Report, from the records below, every line where the word "title" appears.

──────── Recorded data

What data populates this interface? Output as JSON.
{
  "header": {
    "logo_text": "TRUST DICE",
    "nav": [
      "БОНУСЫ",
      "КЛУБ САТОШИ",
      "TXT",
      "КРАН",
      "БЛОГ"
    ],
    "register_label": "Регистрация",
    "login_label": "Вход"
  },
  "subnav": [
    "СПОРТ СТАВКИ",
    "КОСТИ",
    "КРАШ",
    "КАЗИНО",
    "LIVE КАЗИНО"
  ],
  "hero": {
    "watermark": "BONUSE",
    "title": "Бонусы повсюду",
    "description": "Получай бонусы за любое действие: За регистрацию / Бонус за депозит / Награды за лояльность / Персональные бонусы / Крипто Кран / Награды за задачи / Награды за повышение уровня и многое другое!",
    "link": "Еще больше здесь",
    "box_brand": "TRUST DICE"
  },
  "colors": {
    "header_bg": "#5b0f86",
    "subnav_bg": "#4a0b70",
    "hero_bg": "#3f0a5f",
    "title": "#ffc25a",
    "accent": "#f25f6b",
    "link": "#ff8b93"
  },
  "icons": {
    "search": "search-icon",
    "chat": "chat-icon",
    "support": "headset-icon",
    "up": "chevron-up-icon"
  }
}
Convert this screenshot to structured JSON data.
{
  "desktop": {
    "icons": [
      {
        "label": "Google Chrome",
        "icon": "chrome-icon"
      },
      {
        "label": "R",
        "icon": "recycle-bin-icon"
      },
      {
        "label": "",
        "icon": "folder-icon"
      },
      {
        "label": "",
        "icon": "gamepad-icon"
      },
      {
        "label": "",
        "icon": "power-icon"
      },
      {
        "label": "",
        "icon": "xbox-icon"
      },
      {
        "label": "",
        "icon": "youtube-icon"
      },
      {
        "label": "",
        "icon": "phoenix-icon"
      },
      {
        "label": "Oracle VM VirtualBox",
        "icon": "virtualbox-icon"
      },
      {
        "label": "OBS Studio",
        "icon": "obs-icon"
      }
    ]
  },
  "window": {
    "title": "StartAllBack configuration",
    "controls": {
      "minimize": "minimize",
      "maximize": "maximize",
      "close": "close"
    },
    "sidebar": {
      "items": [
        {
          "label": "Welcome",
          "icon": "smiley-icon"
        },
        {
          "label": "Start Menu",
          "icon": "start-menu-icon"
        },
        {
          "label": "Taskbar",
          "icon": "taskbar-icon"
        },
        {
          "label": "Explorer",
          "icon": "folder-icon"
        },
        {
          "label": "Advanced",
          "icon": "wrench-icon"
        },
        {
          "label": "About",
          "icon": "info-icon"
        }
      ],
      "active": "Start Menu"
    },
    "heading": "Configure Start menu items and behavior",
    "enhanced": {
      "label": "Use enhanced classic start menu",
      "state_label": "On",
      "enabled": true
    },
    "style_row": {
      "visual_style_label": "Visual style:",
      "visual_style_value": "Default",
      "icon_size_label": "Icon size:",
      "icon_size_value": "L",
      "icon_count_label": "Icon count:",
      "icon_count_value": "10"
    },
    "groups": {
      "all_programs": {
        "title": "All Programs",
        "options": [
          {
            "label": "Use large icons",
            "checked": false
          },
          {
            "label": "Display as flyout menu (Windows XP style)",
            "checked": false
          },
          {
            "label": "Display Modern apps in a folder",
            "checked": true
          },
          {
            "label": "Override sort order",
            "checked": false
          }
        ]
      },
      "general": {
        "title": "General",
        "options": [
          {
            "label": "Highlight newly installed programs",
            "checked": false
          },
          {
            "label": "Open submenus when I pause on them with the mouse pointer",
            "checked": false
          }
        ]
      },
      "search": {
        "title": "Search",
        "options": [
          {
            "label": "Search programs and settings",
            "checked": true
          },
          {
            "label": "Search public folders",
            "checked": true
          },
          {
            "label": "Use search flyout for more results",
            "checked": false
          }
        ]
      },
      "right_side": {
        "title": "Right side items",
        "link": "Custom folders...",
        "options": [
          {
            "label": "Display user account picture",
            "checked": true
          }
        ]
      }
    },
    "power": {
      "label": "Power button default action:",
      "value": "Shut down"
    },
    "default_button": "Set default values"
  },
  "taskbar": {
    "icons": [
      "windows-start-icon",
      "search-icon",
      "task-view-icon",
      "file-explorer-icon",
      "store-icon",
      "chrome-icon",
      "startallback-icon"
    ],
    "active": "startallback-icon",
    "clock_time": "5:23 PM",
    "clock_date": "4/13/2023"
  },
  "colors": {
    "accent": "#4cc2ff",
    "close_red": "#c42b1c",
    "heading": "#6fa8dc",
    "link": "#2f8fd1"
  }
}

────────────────

Answer section »
    "title": "Бонусы повсюду",
    "title": "#ffc25a",
    "title": "StartAllBack configuration",
        "title": "All Programs",
        "title": "General",
        "title": "Search",
        "title": "Right side items",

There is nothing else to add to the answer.